> _THE TASK_
Locate the word "Reference" in the entries below, then gather every line that holds it.

Interface dataset entries:
*** Block opens ***

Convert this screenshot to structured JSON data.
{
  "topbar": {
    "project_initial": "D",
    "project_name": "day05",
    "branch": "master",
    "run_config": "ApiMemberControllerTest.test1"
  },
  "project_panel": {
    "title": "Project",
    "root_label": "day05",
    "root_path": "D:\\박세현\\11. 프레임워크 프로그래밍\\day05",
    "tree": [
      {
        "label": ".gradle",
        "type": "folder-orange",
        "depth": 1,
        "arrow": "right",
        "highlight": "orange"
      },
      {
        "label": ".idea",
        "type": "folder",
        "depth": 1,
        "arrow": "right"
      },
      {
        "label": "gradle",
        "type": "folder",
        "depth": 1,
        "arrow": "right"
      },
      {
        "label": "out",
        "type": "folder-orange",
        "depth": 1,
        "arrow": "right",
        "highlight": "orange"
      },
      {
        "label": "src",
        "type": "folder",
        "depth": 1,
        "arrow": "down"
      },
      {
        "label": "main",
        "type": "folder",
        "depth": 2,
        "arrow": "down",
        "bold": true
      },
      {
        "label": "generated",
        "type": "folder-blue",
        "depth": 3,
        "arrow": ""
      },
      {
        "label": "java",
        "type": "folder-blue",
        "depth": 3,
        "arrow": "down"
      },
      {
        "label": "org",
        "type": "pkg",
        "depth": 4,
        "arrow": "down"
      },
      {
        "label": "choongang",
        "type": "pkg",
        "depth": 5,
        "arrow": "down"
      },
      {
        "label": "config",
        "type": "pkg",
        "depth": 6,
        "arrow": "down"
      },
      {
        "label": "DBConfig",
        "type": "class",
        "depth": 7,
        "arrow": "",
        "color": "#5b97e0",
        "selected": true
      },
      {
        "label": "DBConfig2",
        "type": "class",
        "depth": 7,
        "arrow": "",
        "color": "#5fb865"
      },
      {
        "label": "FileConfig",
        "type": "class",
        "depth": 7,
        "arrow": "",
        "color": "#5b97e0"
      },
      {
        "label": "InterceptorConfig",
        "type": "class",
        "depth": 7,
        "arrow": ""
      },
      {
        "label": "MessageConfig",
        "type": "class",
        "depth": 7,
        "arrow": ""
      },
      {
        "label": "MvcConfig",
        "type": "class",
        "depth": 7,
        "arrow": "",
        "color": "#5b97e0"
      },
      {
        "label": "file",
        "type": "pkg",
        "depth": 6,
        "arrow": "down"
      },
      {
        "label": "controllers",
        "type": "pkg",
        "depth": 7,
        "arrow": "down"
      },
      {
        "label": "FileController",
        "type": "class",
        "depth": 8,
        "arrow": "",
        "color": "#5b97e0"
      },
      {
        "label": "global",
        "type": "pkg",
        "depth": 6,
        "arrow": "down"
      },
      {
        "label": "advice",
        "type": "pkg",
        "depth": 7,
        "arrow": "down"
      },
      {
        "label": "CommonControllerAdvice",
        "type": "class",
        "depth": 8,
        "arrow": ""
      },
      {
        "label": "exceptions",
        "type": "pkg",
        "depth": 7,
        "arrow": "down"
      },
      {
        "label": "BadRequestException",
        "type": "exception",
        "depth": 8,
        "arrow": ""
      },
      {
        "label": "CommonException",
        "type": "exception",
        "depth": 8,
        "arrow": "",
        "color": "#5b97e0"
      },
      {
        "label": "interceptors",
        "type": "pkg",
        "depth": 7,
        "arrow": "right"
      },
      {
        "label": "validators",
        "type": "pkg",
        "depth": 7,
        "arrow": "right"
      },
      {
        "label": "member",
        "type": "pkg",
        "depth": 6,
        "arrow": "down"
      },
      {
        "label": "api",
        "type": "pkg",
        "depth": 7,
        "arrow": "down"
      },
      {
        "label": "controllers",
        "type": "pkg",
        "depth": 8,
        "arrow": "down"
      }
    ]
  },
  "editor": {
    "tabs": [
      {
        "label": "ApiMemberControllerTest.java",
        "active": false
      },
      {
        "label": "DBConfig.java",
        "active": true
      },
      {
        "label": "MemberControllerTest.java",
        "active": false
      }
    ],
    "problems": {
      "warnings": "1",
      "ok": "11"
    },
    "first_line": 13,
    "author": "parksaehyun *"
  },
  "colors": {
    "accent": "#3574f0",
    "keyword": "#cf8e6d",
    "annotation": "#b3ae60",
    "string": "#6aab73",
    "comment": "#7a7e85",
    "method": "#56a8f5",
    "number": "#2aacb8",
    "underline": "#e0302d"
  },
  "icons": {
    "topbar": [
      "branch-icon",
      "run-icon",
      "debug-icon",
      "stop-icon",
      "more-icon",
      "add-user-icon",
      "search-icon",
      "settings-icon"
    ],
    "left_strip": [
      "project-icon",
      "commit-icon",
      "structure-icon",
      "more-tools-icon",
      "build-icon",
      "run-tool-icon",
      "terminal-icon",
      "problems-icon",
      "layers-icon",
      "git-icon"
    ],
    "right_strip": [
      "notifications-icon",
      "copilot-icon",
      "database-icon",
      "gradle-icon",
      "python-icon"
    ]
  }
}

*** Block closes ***
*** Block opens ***

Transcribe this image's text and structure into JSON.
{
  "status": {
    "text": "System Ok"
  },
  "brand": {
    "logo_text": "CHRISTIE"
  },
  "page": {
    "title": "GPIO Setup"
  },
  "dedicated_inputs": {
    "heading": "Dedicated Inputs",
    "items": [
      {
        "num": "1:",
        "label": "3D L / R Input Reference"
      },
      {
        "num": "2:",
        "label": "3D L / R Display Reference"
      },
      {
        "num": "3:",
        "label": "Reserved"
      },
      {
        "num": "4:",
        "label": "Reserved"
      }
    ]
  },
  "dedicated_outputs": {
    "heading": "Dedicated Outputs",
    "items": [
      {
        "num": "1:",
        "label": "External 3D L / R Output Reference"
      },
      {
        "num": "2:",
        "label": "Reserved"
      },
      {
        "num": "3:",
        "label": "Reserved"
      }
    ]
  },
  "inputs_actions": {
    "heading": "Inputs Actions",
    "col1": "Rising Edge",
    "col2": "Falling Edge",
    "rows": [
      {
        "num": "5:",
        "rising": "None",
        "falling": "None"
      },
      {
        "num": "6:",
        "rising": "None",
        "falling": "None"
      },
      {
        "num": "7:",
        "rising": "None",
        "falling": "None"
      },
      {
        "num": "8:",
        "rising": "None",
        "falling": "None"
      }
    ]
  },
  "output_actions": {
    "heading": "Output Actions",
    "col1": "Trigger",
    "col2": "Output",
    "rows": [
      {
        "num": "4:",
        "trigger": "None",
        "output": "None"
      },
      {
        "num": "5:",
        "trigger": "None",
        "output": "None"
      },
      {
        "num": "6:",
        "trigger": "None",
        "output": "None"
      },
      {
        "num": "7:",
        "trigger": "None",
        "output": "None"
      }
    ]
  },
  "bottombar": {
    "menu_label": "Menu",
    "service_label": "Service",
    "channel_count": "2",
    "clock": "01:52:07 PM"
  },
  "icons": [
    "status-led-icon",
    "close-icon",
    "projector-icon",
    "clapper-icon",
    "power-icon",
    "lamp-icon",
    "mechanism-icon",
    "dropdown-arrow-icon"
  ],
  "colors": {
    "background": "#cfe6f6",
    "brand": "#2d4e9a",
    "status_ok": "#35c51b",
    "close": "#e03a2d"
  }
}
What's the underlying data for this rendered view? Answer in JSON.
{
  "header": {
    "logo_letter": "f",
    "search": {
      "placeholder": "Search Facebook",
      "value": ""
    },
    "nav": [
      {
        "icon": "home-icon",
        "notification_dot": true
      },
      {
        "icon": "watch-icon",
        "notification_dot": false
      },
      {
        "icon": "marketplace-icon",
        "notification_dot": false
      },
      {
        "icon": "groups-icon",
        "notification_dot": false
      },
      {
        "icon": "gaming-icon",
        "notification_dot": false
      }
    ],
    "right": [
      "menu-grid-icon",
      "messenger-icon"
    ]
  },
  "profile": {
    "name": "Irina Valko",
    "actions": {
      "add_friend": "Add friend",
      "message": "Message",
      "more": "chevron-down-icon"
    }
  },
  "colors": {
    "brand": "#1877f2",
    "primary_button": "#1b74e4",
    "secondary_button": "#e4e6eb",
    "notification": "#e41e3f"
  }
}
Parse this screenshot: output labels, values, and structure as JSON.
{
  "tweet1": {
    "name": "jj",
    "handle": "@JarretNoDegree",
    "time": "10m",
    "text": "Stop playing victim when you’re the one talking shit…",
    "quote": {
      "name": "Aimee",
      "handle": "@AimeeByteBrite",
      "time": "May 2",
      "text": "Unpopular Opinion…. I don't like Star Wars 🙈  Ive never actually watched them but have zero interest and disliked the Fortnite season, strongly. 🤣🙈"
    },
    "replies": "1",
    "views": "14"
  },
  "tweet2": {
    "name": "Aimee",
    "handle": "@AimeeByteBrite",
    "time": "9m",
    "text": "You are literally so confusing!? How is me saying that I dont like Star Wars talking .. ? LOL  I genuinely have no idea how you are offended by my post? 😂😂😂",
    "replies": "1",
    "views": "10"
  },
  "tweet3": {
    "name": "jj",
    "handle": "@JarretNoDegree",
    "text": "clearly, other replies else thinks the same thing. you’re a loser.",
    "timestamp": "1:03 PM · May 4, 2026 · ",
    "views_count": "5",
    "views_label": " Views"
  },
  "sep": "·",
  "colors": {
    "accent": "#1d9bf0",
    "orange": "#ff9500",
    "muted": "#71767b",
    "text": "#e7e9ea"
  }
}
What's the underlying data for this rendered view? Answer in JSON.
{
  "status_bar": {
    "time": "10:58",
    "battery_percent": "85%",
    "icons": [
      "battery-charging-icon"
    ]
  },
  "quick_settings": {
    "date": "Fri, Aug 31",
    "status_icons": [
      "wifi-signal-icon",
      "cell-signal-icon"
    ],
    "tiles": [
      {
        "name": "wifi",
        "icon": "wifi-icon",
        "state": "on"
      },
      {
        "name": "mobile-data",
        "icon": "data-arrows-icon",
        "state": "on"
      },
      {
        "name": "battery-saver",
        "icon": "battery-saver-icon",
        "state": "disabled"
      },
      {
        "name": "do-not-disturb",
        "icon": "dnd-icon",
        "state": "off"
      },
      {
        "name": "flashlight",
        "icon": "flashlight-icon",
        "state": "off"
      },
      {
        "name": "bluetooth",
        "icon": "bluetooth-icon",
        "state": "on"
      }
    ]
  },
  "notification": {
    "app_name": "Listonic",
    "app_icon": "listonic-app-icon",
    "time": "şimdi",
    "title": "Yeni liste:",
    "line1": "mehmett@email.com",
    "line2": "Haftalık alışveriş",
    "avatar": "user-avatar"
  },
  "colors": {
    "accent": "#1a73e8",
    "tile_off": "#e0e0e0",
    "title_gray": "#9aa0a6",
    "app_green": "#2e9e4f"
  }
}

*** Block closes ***

> _OUTPUT FOR THIS EXERCISE_
        "label": "3D L / R Input Reference"
        "label": "3D L / R Display Reference"
        "label": "External 3D L / R Output Reference"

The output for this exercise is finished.